Global supply chains are increasingly becoming more vulnerable to potential disruption to trade, says Aon, one of the world’s leading providers of risk management services, insurance and reinsurance brokerage. Every year, Aon publishes a political risk map, and in 2009 the number of countries tagged with ‘supply chain vulnerability’ has increased from 38 to 54 due to risks ranging from government embargo or interference with a supplier through to strikes, terrorism and sabotage.
The commodity crunch
This year’s map includes a Commodity Crunch Exposure Matrix, which identifies the countries most vulnerable to political instability in 2009 if commodity prices continue to fall, as has been suggested by some forecasters. According to Roger Schwartz, senior vice president of Aon Trade Credit,
Volatility in global commodity prices contributed to political and economic instability in a number of countries in the 1970s and early 1980s. Countries that until recently benefited from very high commodity prices may now suffer as they fall. The types of commodities we are talking about include oils, metals and minerals.
Interestingly, Norway makes an entrance on this list, with a medium to medium-high risk. Should I be worried?
Understand – Identify – Mitigate
According to strategicrisk.co.uk, Alex Hindson, head of enterprise risk management at Aon Global Risk Consulting, says:

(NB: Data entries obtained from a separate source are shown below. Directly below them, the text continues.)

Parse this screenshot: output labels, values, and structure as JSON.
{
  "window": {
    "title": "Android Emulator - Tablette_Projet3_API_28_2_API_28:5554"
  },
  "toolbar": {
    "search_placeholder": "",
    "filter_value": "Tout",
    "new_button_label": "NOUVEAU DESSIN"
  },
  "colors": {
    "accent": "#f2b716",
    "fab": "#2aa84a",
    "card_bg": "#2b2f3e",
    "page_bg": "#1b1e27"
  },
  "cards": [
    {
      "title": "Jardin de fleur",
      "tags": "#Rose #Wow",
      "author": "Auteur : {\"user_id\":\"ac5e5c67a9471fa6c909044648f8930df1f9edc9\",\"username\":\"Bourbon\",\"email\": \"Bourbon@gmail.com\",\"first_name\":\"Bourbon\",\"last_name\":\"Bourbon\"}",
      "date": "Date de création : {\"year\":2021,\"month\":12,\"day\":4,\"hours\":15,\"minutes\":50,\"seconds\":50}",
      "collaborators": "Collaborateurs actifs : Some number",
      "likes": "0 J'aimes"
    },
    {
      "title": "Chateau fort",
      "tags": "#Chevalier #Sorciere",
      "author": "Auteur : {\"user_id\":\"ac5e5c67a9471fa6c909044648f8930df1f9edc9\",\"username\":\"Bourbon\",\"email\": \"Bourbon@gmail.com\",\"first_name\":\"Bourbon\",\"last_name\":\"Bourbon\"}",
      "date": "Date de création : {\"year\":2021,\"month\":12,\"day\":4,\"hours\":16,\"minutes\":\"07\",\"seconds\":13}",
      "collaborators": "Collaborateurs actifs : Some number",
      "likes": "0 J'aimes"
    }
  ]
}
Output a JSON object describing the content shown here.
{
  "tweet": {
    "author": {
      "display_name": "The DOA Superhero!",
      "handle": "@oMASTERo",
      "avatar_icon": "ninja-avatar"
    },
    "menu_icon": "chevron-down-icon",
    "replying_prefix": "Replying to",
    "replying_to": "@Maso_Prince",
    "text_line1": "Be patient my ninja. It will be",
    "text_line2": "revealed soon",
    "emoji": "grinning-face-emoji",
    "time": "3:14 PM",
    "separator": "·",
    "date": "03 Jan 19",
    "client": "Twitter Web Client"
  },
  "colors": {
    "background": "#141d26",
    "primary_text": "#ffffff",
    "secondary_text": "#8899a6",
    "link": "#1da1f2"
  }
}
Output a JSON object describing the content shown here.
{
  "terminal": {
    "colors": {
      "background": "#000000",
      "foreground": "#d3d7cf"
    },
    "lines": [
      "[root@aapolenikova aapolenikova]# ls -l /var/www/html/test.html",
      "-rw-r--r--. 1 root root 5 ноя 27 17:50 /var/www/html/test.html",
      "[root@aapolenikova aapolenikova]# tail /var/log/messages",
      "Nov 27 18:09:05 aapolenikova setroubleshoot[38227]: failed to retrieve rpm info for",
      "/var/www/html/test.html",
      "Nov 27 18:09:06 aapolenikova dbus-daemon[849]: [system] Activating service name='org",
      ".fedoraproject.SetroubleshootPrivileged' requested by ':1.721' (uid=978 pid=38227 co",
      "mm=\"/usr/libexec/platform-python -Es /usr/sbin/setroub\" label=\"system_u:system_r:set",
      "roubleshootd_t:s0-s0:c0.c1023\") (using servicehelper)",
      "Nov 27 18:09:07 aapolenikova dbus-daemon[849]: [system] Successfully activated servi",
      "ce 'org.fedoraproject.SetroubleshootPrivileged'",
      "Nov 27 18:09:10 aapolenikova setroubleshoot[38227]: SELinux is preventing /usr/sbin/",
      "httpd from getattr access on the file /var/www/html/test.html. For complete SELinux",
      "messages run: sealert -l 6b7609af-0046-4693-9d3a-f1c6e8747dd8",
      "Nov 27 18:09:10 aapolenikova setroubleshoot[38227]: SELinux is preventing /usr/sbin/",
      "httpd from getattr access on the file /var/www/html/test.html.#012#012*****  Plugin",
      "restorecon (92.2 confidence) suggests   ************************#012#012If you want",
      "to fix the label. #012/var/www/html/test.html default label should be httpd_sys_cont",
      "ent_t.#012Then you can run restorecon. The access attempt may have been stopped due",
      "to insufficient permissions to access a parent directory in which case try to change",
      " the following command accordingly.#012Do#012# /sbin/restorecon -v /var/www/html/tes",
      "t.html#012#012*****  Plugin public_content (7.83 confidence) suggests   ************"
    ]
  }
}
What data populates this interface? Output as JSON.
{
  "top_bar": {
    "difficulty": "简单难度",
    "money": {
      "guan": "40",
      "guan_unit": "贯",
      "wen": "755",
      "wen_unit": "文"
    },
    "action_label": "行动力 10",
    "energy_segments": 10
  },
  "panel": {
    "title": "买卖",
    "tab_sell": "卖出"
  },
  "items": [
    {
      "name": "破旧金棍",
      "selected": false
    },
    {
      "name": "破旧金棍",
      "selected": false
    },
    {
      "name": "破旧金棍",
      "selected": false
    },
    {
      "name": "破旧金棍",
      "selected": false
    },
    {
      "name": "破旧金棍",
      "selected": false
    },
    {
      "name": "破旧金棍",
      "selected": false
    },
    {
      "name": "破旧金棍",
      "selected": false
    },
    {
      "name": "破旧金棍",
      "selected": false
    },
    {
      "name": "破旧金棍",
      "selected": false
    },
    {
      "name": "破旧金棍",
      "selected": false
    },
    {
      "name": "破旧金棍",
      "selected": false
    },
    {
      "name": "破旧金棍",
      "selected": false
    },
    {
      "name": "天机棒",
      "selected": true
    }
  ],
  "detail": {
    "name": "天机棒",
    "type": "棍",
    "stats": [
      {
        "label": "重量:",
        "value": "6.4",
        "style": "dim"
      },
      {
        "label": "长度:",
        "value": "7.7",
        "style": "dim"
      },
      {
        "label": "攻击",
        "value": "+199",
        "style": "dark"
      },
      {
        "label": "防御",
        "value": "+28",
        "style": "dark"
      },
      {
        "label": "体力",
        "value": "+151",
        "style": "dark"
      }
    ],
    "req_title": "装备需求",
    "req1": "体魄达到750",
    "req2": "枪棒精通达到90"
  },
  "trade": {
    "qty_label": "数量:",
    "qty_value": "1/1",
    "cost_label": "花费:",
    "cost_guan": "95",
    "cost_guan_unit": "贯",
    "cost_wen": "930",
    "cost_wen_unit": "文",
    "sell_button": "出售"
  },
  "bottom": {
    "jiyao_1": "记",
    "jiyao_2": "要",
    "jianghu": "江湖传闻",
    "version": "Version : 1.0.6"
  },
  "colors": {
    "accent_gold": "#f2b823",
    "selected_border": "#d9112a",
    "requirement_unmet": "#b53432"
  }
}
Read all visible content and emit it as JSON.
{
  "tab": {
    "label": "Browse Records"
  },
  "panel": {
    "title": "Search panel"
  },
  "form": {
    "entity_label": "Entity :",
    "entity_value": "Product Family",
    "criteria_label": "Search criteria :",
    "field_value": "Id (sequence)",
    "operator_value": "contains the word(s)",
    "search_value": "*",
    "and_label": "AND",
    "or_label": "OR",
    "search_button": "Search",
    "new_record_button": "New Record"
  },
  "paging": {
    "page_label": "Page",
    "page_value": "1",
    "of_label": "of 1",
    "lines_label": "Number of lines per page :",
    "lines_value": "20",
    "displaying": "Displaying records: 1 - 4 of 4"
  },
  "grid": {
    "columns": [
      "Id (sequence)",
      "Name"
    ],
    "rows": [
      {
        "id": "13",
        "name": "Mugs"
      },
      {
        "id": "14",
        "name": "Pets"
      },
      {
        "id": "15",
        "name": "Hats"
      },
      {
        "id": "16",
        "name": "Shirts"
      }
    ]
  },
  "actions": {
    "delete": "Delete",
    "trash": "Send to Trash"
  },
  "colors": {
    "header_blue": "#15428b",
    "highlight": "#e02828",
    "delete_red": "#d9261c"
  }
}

The key to managing supply chain risk is to gain an understanding of the risks. Mapping key supplier dependencies is the first step in taking control of the risk exposures. By identifying single point failures and quantifying exposures, organisations can take conscious decisions to mitigate exposures. Mitigation might include multiple sourcing, safety stock holding, consignment stock or business continuity plans based on rerouting manufacturing through alternative manufacturing facilities. As always plans needs to be put in place and tested prior to the event to be any guarantee of supply chain resilience.
- aon risk map : Aon Political Risk Map
In 2008, the World Economic Forum published a report on Global Risks 2008 that highlighted the risk potential that global supply chains have, and the report on Global Risks 2009 even put whole countries at risk.